In the course of working as a dietitian I have found that there are a number of common mistakes people make when following the low FODMAP diet. So, to help you avoid making them yourself I’ll share them with you here.
Staying in the elimination phase for too long:
When people first start the low FODMAP diet they begin by eliminating all high FODMAP foods from their diet in order to reset their gut back to its baseline. In doing so, this enables us to test the body’s tolerance levels to high FODMAP foods when the time comes to reintroduce them.
However, a common mistake on the low FODMAP diet is that people find symptom relief in the elimination phase and then don’t bother reintroducing high FODMAP foods back into their diet.
Although I completely understand that it is a massive relief to finally have our symptoms quieten down, it’s really important to go through the reintroduction phase for a number of reasons.
Firstly, it allows us to identify exactly what foods are our IBS triggers which gives us control over our symptoms.

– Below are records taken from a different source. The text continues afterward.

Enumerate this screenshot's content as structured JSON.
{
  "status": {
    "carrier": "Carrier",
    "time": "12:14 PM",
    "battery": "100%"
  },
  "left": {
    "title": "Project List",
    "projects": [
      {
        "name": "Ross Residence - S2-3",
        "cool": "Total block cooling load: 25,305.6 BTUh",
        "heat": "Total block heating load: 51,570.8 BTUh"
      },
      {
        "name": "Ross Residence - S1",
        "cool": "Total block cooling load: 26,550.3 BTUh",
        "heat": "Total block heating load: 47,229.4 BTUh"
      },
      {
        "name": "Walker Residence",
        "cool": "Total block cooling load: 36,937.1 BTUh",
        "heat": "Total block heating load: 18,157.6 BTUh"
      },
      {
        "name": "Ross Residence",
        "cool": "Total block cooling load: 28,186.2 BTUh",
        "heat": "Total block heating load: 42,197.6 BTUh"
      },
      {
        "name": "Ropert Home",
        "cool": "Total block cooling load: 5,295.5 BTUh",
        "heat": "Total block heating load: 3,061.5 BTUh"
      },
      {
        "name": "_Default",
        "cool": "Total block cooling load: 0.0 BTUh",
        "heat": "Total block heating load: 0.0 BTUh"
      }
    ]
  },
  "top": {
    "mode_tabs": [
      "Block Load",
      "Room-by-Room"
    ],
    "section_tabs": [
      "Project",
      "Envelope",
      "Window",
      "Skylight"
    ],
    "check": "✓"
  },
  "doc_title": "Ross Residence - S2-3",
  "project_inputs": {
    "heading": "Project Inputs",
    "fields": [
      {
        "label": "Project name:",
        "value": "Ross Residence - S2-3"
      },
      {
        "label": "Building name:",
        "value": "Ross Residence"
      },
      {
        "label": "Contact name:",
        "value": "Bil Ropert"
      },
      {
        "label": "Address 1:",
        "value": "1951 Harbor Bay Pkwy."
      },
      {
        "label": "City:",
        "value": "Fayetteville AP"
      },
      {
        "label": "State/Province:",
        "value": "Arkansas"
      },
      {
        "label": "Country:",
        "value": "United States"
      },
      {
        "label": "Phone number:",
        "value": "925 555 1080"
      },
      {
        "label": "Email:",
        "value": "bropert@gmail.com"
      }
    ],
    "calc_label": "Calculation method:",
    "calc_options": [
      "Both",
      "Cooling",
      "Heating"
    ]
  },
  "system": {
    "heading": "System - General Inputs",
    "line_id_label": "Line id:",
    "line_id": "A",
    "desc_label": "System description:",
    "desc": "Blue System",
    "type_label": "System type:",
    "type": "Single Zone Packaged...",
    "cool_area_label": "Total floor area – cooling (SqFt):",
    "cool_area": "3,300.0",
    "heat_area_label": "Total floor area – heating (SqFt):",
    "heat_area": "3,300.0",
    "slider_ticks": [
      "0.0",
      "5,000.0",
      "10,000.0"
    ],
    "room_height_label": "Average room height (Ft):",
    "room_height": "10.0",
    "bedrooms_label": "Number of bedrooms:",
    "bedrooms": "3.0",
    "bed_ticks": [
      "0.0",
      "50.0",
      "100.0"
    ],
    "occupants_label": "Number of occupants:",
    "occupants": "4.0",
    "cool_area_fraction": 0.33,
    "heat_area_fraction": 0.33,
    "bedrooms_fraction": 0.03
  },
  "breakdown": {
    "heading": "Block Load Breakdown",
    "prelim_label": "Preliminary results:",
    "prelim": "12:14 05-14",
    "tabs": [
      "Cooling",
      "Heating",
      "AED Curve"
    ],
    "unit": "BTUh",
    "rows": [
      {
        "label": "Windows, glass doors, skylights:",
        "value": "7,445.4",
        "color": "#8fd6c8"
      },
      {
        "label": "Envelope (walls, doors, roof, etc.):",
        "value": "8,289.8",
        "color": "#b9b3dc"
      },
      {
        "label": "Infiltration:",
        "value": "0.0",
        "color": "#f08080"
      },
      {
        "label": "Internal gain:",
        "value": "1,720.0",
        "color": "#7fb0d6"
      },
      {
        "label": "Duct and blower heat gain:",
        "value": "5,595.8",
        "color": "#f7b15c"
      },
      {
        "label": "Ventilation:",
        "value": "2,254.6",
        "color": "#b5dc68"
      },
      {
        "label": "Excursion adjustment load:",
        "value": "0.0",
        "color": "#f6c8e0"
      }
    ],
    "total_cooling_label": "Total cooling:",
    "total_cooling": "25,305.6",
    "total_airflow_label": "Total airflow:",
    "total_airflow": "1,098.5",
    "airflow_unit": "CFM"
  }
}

For instance, if you don’t test each FODMAP group properly you’ll never know whether it was the wheat bread or the sliced avocado which caused you problems after lunch.

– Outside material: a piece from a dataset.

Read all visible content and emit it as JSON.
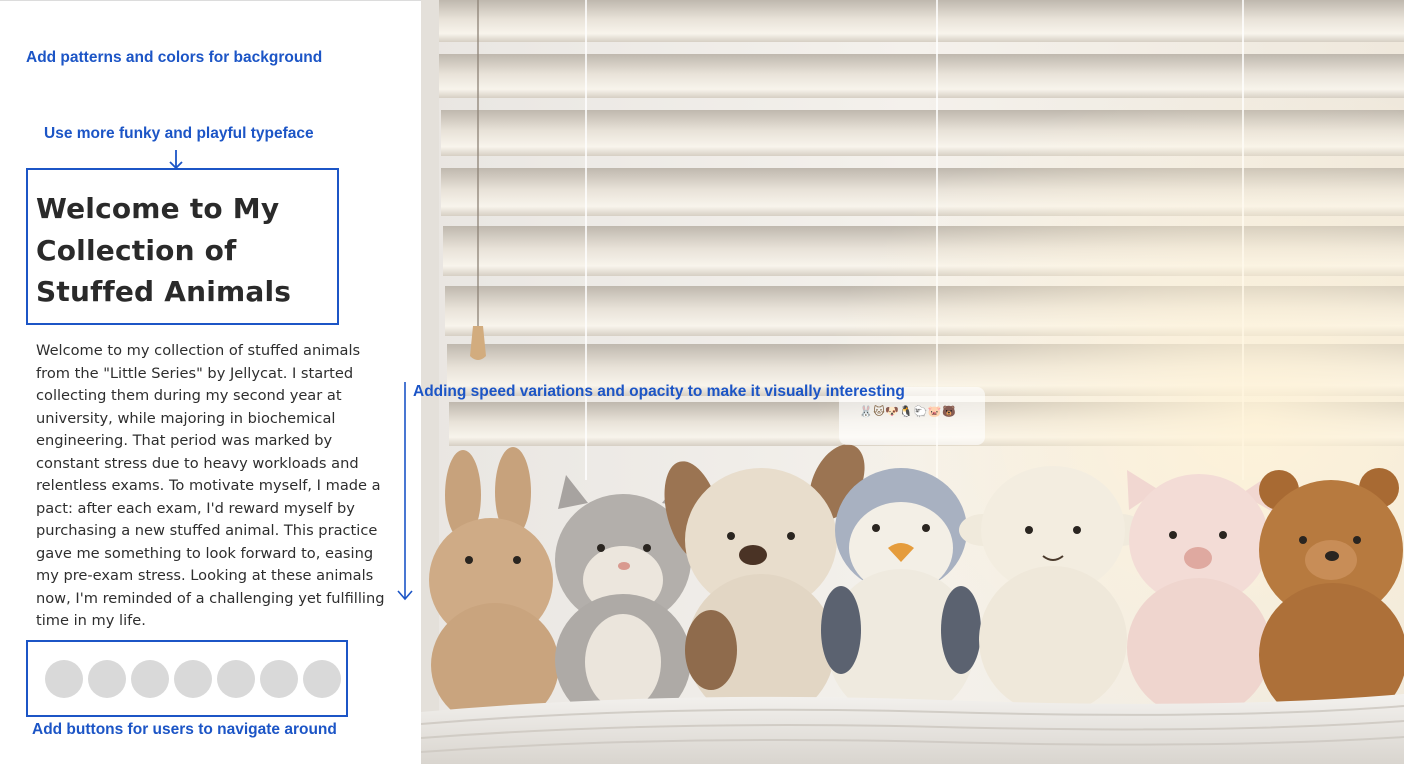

Secondly, it can allow us to reintroduce some high FODMAP foods back into our diet that we previously believed we couldn’t tolerate. For a long time prior to going through the low FODMAP process I was convinced that I couldn’t tolerate apples or dairy, but in actual fact, after fully testing them it turns out I’m absolutely fine with them! Also, many high FODMAP foods are very healthy and help to maintain good digestive health.
Thirdly, over-restricting too many foods from our diets in the long-term can lead to serious nutritional deficiencies. Therefore, it’s really important to find out exactly what we’re intolerant to and what we’re not intolerant to, so we can bring things back into our diet.
Lastly, and probably most importantly, testing our tolerance to high FODMAP foods and then reintroducing some of them back into our diet enables us to eat a much more diverse diet. This is massively beneficial to our gut health as well as our overall health. It also makes for a much tastier eating experience! After all, very few of us want to eat the same boring foods day in, day out.
Limiting fibre intake
Another common mistake often made on the low FODMAP diet is cutting down the amount of fibre eaten. Many people find that their IBS symptoms lessen when they reduce their fibre intake, but fibre is a really crucial component of our diet.
Fibre is a type of carbohydrate which the body can’t break down and digest. Fibre keeps our digestive system moving and it’s this movement which helps to clear toxins and waste from our digestive system. Without adequate fibre we’re at risk of becoming constipated and sluggish.
Fibre also plays an important role in regulating our body’s use of sugars which helps to keep our blood sugar and hunger on an even keel.
It’s recommended that adults try to eat at least 30g of dietary fibre a day because it’s been shown to lower the risk of strokes, heart disease, bowel cancer and type 2 diabetes.
Not being prepared
Another common mistake made by people who start the low FODMAP diet is that they’re not properly prepared before they begin and this is one of the main reasons that it is recommended that you consult a dietitian to help guide you through the three stages of the diet.
The low FODMAP diet is a long process. If you follow the three stages properly it can take anywhere from 2 months to 6 months to complete.
However, it’s worth it because by completing the FODMAP diet process properly you can find out exactly which FODMAP groups are causing your symptoms and take back control to help you manage your IBS.
This knowledge, along with helpful apps, such as the Monash FODMAP app, puts you in the driver’s seat and can help you to manage your condition long-term.
I hope you’ve found this article useful and please don’t hesitate to get in touch if you’d like my help in going through the FODMAP diet process. I’m always happy to talk!